Pipe producer, venture between Solvay Group and Wienerberger
Plant in Miercurea Ciuc, warehouses in Cluj-Napoca and Bucharest
2006 turnover: 9.5 million Euro
2007 forecast: 12 million Euro
Reynaers: to expand office network in 2008
Next year aluminium systems provider Reynaers Aluminium is looking to expand in three new locations in Iasi, Cluj-Napoca and Timisoara, where it will open local offices.
The company, which provides aluminium windows and doors, conservatories, curtain walls and sliding systems, plans to operate a logistic centre to improve the local supply of its products.
“Usually the transport time for our projects to come from Belgium takes seven to ten days and a deposit will help reducing this period if we have them on stock,” says Daniel Popa, country manager of Reynaers Aluminium. “We don’t know yet if we will build this or rent it.”
The company is currently working with Porsche dealer Midocar, to develop more showrooms and services in Romania and is also involved in a residential project in Baneasa, two office projects in Bucharest and one office in Craiova.
The firm is also under negotiations to develop systems for a mall in Craiova.
Aluminium system provider
Employees: three, ten in 2008
Clients include: Porsche dealer
Midocar, residential, office and retail projects
GDM: production go-ahead in Arges
With a ten million Euro investment, Belgian-based printed circuit boards producer GDM Electronics has started production in a newly-built facility in Baiculesti, Arges county, says general manager Guido Pauwels.
The company has bought 32,000 sqm of land on the site, where it has almost finished a building of 15,000 sqm, including offices and production for electronic assembly and metal parts production from metal sheets.
Set up as a private enterprise back in 1997, the firm now operates two production facilities in Slovakia and Romania respectively in eastern Europe.
“We took the final decision to invest in Romania as it still is a low wage country, with a good Electronics University in Bucharest, a lot of experienced unemployed workers; specially in the region of Curtea de Arges,” says Pauwels.
Printed circuit boards producer
Operates a production facility in Bailcuelsti, Arges county
Employees: 30, 350 more planned
Warehouses de Pauw: banking on Romania as eastern access port
Real estate investment fund Warehouses de Pauw has purchased five sites at three locations in Bucharest, on the roads to Constanta, Pitesti and Ploiesti, with a total area of almost 950,000 sqm for 16.5 million Euro.
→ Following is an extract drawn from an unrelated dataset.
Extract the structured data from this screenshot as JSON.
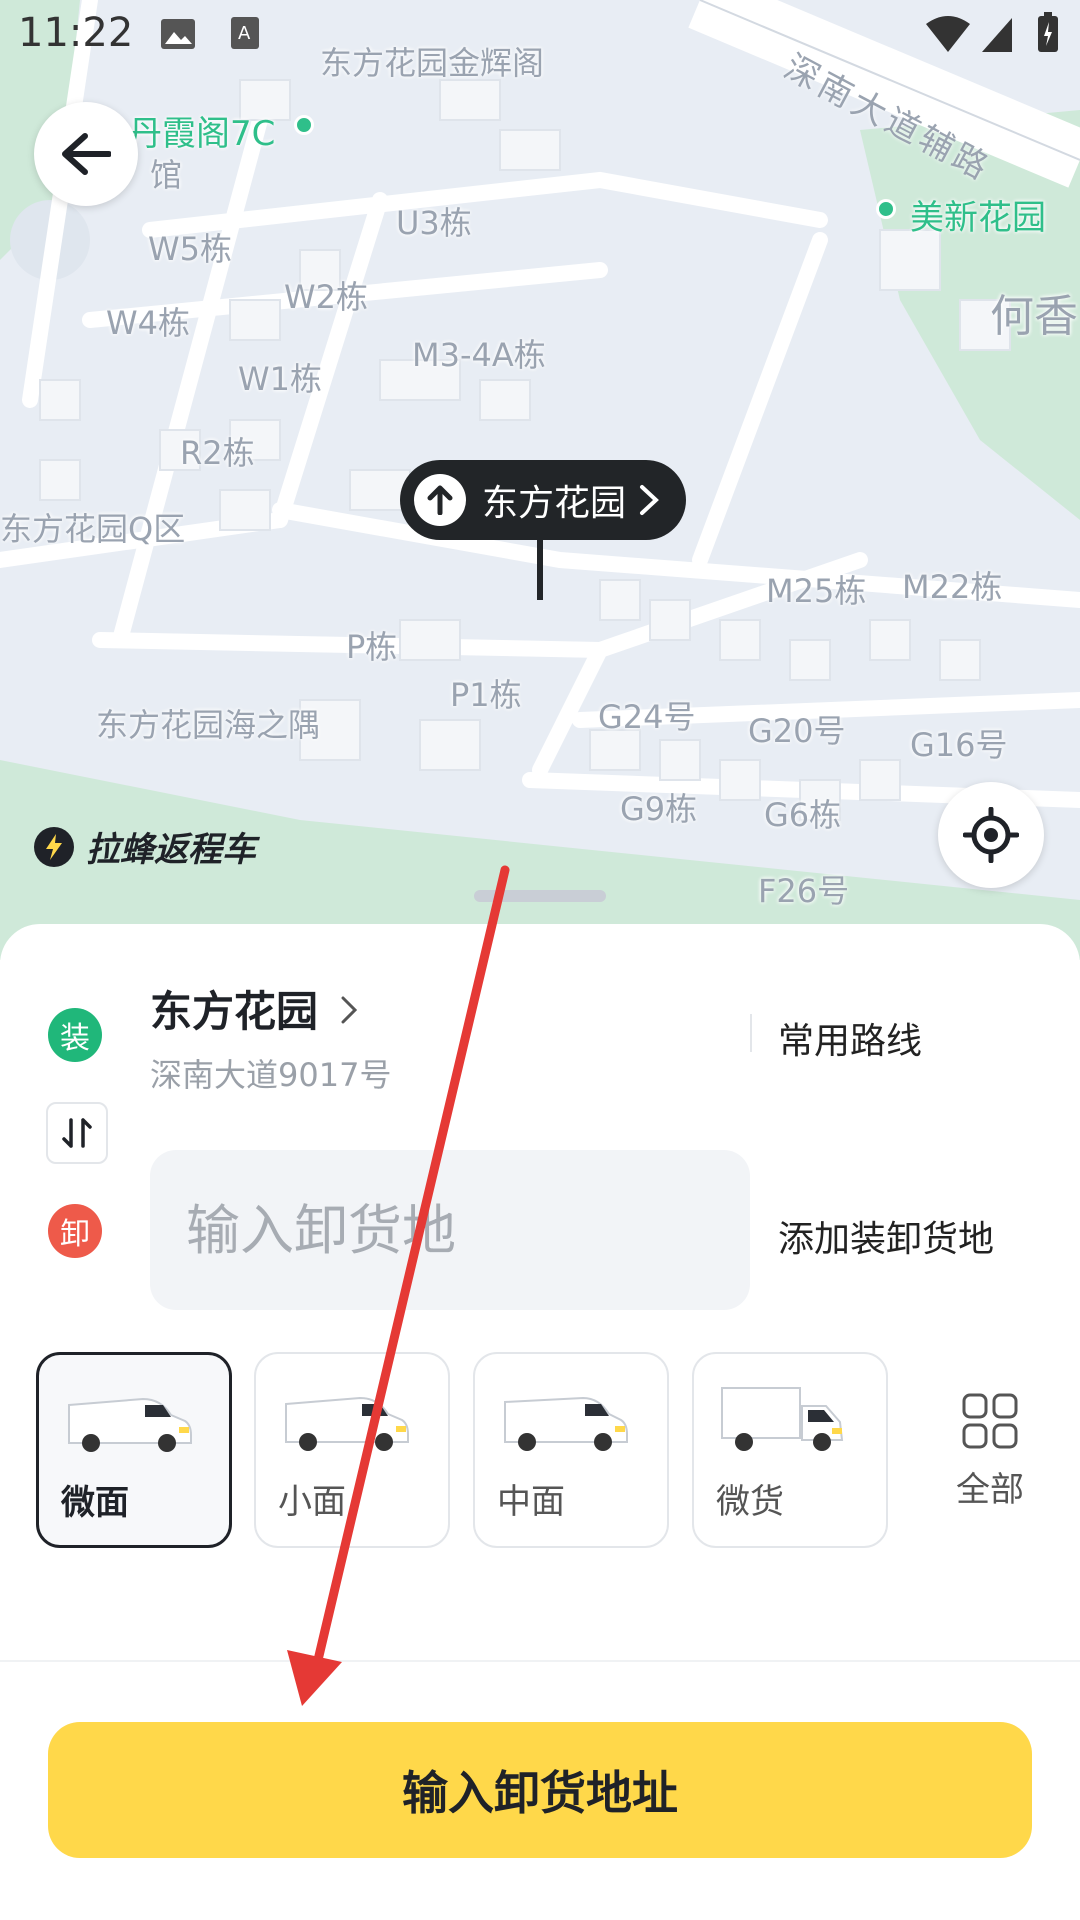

The Romanian subsidiary, WDP Development RO, will construct semi-industrial premises this Autumn, in two of the five sites with an area of 5,000 sqm to 10,000 sqm, to be ready by 2008.
The company believes the investment value for the five sites could grow to 150 million Euro.
“With its geographical location, bordering the Black Sea, Romania is the new logistics access port to Europe,” says Tony de Pow, CEO of WDP.
“Studies indicate a demand for 200,000 sqm of new warehouses space per year, certainly for the next five years.”
WDP has set up WDP Development RO in a joint venture with the constructor and real estate specialist Jeroen Biermans, who owns a 49 per cent stake in the company.
Warehouses de Pauw
Real estate developer
Purchases: Five sites outside
Bucharest over 950,000 sqm for 16.5 million Euro
by Corina Mica
and Mihai Alexandrescu